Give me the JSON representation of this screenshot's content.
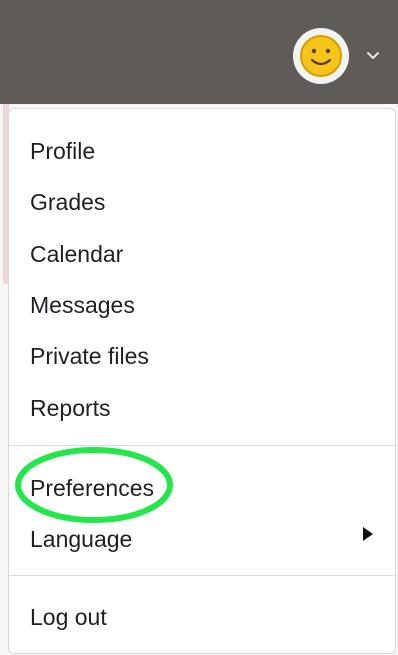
{
  "header": {
    "avatar_icon": "smiley-face-icon",
    "dropdown_icon": "chevron-down-icon"
  },
  "menu": {
    "items": [
      {
        "label": "Profile"
      },
      {
        "label": "Grades"
      },
      {
        "label": "Calendar"
      },
      {
        "label": "Messages"
      },
      {
        "label": "Private files"
      },
      {
        "label": "Reports"
      },
      {
        "label": "Preferences"
      },
      {
        "label": "Language"
      },
      {
        "label": "Log out"
      }
    ],
    "language_submenu_icon": "caret-right-icon"
  },
  "annotation": {
    "color": "#22e64a",
    "target": "Preferences"
  },
  "colors": {
    "topbar": "#5f5b57",
    "menu_bg": "#ffffff",
    "text": "#1d2125",
    "avatar_face": "#f5c51b"
  }
}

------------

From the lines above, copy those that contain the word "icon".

    "avatar_icon": "smiley-face-icon",
    "dropdown_icon": "chevron-down-icon"
    "language_submenu_icon": "caret-right-icon"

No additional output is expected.